Parakhs contends the fear of auctions raising costs for users was unfounded as Coal Indias price would have served as a cap. After some wrangling with the then MoS Rao, Parekh got the auction proposal approved by Singh in August 2004. He claims that while the PM asked him to prepare a Cabinet note suggesting the bidding mechanism, he soon received a PMO note, enumerating the problems of such a system, which he believes, was based on an unsigned note given by the minister of state (Rao) to the PMO.
Rao, and subsequently Soren, who endorsed the formers opinion, managed to stall the proposal for long. Parakh, however, resubmitted the Cabinet note to the PM on March 7, where he also, as per an earlier decision taken at the PMO, indicated that all applications received by the cut-off date of June 28, 2004 would be disposed of by June 2005 under the extant mechanism.

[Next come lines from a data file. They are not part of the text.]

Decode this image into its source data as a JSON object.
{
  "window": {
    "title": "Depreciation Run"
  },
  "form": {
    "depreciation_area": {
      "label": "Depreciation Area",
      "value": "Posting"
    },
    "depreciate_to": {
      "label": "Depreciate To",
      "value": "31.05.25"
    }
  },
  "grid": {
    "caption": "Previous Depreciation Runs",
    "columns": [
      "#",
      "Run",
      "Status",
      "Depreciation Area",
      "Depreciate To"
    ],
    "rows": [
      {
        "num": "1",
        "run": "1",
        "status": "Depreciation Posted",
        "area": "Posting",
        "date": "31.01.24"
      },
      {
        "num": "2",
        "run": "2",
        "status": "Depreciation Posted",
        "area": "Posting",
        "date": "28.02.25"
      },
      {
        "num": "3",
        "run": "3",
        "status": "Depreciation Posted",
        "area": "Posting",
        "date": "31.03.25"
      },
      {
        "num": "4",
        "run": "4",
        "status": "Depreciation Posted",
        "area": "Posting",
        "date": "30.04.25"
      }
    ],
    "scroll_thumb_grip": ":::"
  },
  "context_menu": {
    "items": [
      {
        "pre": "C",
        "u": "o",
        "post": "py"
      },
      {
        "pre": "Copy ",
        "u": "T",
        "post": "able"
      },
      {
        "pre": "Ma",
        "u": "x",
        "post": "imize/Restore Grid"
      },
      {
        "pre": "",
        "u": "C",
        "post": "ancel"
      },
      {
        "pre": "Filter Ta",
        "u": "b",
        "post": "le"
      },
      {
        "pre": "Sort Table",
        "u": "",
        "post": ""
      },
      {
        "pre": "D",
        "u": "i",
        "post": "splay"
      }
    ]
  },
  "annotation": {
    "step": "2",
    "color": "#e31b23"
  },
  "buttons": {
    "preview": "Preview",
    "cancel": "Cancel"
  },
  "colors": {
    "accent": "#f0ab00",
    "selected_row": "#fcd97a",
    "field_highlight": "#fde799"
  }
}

While the PM asked Parekh to modify the note to address states concerns, a final note was submitted to him through Rao on June 21. Rao, alleges Parakh, sat on the file till the latter retired in December 2004, and returned the file to the his successor on January 12 with the noting that the PMO had taken the view that the required amendment to Coal Mines Nationalisation Act (CMN Act) is a time-consuming exercise and has allowed the department to proceed with allocation of captive coal blocks under the extant mechanism. 20 coal and lignite blocks are already put on offer and are under process and as such, there is no immediacy in (introducing auction). Clearly, if Parakh is right, the PMO did not show the will to implement the auction route.
Rao, according to Parakh, sought to create confusion by introducing irrelevant issues. The minister sought to link auctions to the Bill to amend the CMN Act 1973 pending in the Rajya Sabha (which is actually meant to allow commercial coal mining by private players and hanging fire for lack of political consensus) where the amendment required for launching the auction route for captive coal mines was minor one. Parakh claims the amendment could have been done through the ordinance route as well.
In January 2005, Rao thwarted the PMO-approved modified proposal to implement auctions only prospectively by linking the issue to the Mineral and Mines (Development and Regulation) Act, which proposes bidding for allocation of other minerals and nodal ministry for which is the mines ministry.